The forensics tool provided to law enforcement officials created by Microsoft called COFEE (Computer Online Forensic Evidence Extractor) has been leaked on torrents last week, and this has caused quite a bit of excitement. Let’s see if the big deal is warranted.
The software is made up of three components or phases:
* The tool generation phase which is meant for the more tech-savvy forensics examiner to setup a profile which is exported to a USB disk. This is a simple decision making process of which tools and parameters should be setup to run from the USB drive.
* The data acquisition phase which is meant for the non-technical law enforcement folks who arrive on the scene to collect evidence. They use the USB disk configured in the tool generation phase which runs through a set of common tools to gather volatile data, such as running processes, etc and saves the output from each command.
* The report generation phase is once again meant for the tech-savvy. It uses the same GUI console as the tool generation phase, but this time to view the reports which are generated from the output of the tools run from the USB disk.
.How the hackers now have more ammunition, by seeing how COFEE works they can improve malicious code to avoid or misrepresent data. However, COFEE is not very special. Aside from being provided by Microsoft, it really doesn’t do much more than the other forensics toolkits out there. For example, IRCR (Incident Response Collection Report) by John McLeod, the Windows Forensics Toolchest by Monty McDougal, Harlan Carvey’s FSP (Forensic Server Project) , and a forensics toolkit called PTN-FT that I’ve written myself, all operate on the same basis of providing a forensics framework which allows you to configure a list of commands used to collect volatile data and save the output for use in some reporting format or a format that can be uploaded to a database for analysis.
Microsoft provides a GUI for tool selection (see figure) whereas most toolkits use a config file or batch file to modify tool selection and parameters.
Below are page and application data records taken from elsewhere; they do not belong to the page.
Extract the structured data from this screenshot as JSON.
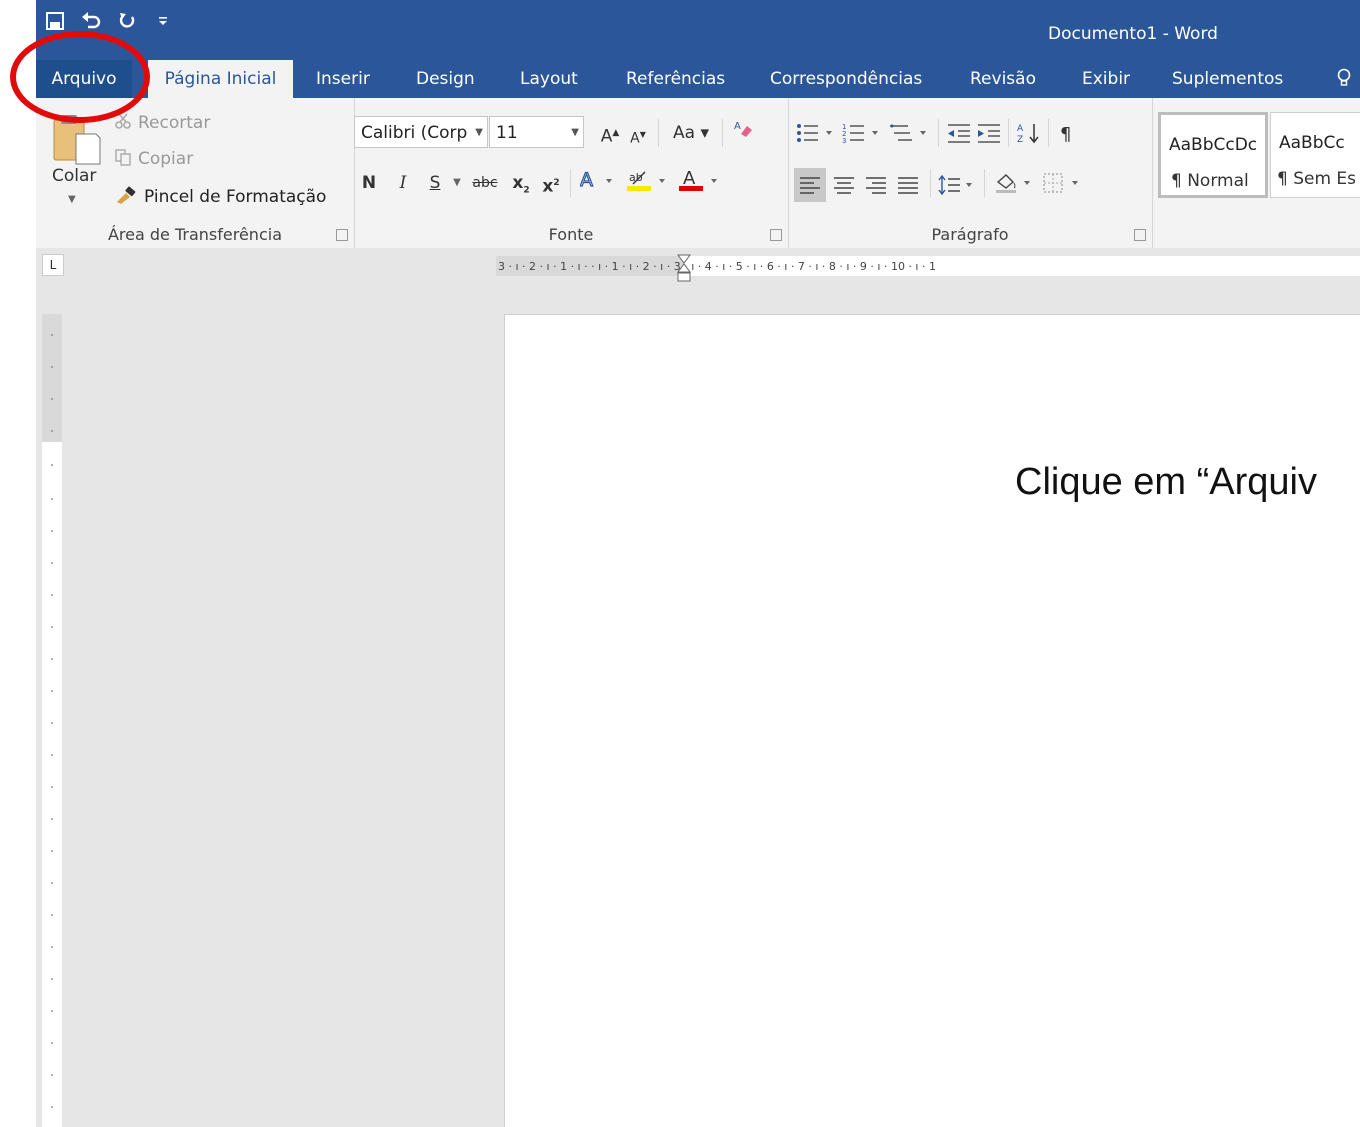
{
  "window": {
    "title": "Documento1 - Word"
  },
  "colors": {
    "accent": "#2b579a",
    "highlight": "#e10b0b"
  },
  "qat": {
    "icons": [
      "save-icon",
      "undo-icon",
      "redo-icon",
      "customize-icon"
    ]
  },
  "tabs": {
    "file": "Arquivo",
    "home": "Página Inicial",
    "insert": "Inserir",
    "design": "Design",
    "layout": "Layout",
    "references": "Referências",
    "mailings": "Correspondências",
    "review": "Revisão",
    "view": "Exibir",
    "addins": "Suplementos"
  },
  "clipboard": {
    "paste": "Colar",
    "cut": "Recortar",
    "copy": "Copiar",
    "format_painter": "Pincel de Formatação",
    "label": "Área de Transferência"
  },
  "font": {
    "name": "Calibri (Corp",
    "size": "11",
    "bold": "N",
    "italic": "I",
    "underline": "S",
    "strike": "abc",
    "case": "Aa",
    "label": "Fonte"
  },
  "paragraph": {
    "label": "Parágrafo"
  },
  "styles": {
    "items": [
      {
        "sample": "AaBbCcDc",
        "name": "¶ Normal"
      },
      {
        "sample": "AaBbCc",
        "name": "¶ Sem Es"
      }
    ]
  },
  "ruler": {
    "h_numbers": "3 · ı · 2 · ı · 1 · ı ·    · ı · 1 · ı · 2 · ı · 3 · ı · 4 · ı · 5 · ı · 6 · ı · 7 · ı · 8 · ı · 9 · ı · 10 · ı · 1"
  },
  "document": {
    "instruction": "Clique em “Arquiv"
  }
}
It appears even the configuration of the USB disk comes with an easy to use interface. In addition to the tools preconfigured, you can add tools from your own collection.
One feature I found to be useful from COFEE is the random generation of the tool name. While most toolkits out there will use tools from a good source (such as the Helix CD), Microsoft goes a step further in renaming the tools to random generated names, causing no doubt that the intended version of the tool is running.
The output format is in XML and when loaded into the GUI, gives a view to the information as seen in the figure on the left. As mentioned, this is not ground-breaking forensics technology as many toolkits give a nice view into the output data by framing it in HTML.
More of the same in terms of forensics toolkits, COFEE keeps hashes of the tools in a checksum file and also has multiple directories for OS specific tools (winxp, win2k03, etc). According to the documentation, it is not supported on Vista and Windows 7, but apparently a new version is planned for those operating systems.
List of Tools : arp.exe â€a at.exe autorunsc.exe getmac.exe handle.exe â€a hostname.exe ipconfig.exe /all msinfo32.exe /report %OUTFILE% nbtstat.exe â€n nbtstat.exe â€A 127.0.0.1 nbtstat.exe â€S nbtstat.exe â€c net.exe share net.exe use net.exe file net.exe user net.exe accounts net.exe view net.exe start net.exe Session net.exe localgroup administrators /domain net.exe localgroup net.exe localgroup administrators net.exe group netdom.exe query DC netstat.exe â€ao netstat.exe â€no openfiles.exe /query/v psfile.exe pslist.exe pslist.exe â€t psloggedon.exe psservice.exe pstat.exe psuptime.exe quser.exe route.exe print sc.exe query sc.exe queryex sclist.exe showgrps.exe srvcheck 127.0.0.1 tasklist.exe /svc whoami.exe